WHAT THIS TASK INVOLVES: Give every entry again, exactly as it stands.

Data about app and page elements
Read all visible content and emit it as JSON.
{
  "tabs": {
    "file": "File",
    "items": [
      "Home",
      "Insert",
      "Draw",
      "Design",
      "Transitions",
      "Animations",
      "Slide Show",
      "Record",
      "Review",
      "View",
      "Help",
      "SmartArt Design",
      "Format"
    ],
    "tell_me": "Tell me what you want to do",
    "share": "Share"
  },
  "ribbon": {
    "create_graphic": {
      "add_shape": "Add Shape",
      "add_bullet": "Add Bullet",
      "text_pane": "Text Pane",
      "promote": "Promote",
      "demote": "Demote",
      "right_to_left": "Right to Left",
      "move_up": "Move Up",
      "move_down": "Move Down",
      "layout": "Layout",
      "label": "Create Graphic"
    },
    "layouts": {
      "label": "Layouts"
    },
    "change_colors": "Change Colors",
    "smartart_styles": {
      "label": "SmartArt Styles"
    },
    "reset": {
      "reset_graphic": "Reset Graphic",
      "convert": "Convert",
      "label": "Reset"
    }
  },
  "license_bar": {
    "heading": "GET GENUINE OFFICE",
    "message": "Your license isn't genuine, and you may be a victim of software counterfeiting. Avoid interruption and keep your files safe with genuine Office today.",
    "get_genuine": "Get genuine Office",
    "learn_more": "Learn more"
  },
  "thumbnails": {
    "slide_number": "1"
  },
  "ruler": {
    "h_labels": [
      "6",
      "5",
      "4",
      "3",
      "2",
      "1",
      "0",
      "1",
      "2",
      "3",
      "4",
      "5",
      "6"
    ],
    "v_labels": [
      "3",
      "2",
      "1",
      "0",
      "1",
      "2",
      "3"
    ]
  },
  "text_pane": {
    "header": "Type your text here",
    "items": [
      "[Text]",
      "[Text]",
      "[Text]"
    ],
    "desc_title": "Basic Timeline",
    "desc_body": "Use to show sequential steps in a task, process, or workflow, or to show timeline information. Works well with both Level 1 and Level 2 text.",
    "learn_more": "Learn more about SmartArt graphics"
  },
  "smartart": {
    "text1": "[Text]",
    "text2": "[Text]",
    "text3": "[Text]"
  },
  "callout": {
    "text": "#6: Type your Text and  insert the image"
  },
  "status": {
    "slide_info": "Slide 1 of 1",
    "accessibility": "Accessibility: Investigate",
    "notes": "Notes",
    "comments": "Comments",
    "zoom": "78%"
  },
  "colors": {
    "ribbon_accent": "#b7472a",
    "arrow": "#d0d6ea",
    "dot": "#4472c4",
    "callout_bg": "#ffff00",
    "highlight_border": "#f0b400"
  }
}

TASK SOLUTION:
Read all visible content and emit it as JSON.
{
  "tabs": {
    "file": "File",
    "items": [
      "Home",
      "Insert",
      "Draw",
      "Design",
      "Transitions",
      "Animations",
      "Slide Show",
      "Record",
      "Review",
      "View",
      "Help",
      "SmartArt Design",
      "Format"
    ],
    "tell_me": "Tell me what you want to do",
    "share": "Share"
  },
  "ribbon": {
    "create_graphic": {
      "add_shape": "Add Shape",
      "add_bullet": "Add Bullet",
      "text_pane": "Text Pane",
      "promote": "Promote",
      "demote": "Demote",
      "right_to_left": "Right to Left",
      "move_up": "Move Up",
      "move_down": "Move Down",
      "layout": "Layout",
      "label": "Create Graphic"
    },
    "layouts": {
      "label": "Layouts"
    },
    "change_colors": "Change Colors",
    "smartart_styles": {
      "label": "SmartArt Styles"
    },
    "reset": {
      "reset_graphic": "Reset Graphic",
      "convert": "Convert",
      "label": "Reset"
    }
  },
  "license_bar": {
    "heading": "GET GENUINE OFFICE",
    "message": "Your license isn't genuine, and you may be a victim of software counterfeiting. Avoid interruption and keep your files safe with genuine Office today.",
    "get_genuine": "Get genuine Office",
    "learn_more": "Learn more"
  },
  "thumbnails": {
    "slide_number": "1"
  },
  "ruler": {
    "h_labels": [
      "6",
      "5",
      "4",
      "3",
      "2",
      "1",
      "0",
      "1",
      "2",
      "3",
      "4",
      "5",
      "6"
    ],
    "v_labels": [
      "3",
      "2",
      "1",
      "0",
      "1",
      "2",
      "3"
    ]
  },
  "text_pane": {
    "header": "Type your text here",
    "items": [
      "[Text]",
      "[Text]",
      "[Text]"
    ],
    "desc_title": "Basic Timeline",
    "desc_body": "Use to show sequential steps in a task, process, or workflow, or to show timeline information. Works well with both Level 1 and Level 2 text.",
    "learn_more": "Learn more about SmartArt graphics"
  },
  "smartart": {
    "text1": "[Text]",
    "text2": "[Text]",
    "text3": "[Text]"
  },
  "callout": {
    "text": "#6: Type your Text and  insert the image"
  },
  "status": {
    "slide_info": "Slide 1 of 1",
    "accessibility": "Accessibility: Investigate",
    "notes": "Notes",
    "comments": "Comments",
    "zoom": "78%"
  },
  "colors": {
    "ribbon_accent": "#b7472a",
    "arrow": "#d0d6ea",
    "dot": "#4472c4",
    "callout_bg": "#ffff00",
    "highlight_border": "#f0b400"
  }
}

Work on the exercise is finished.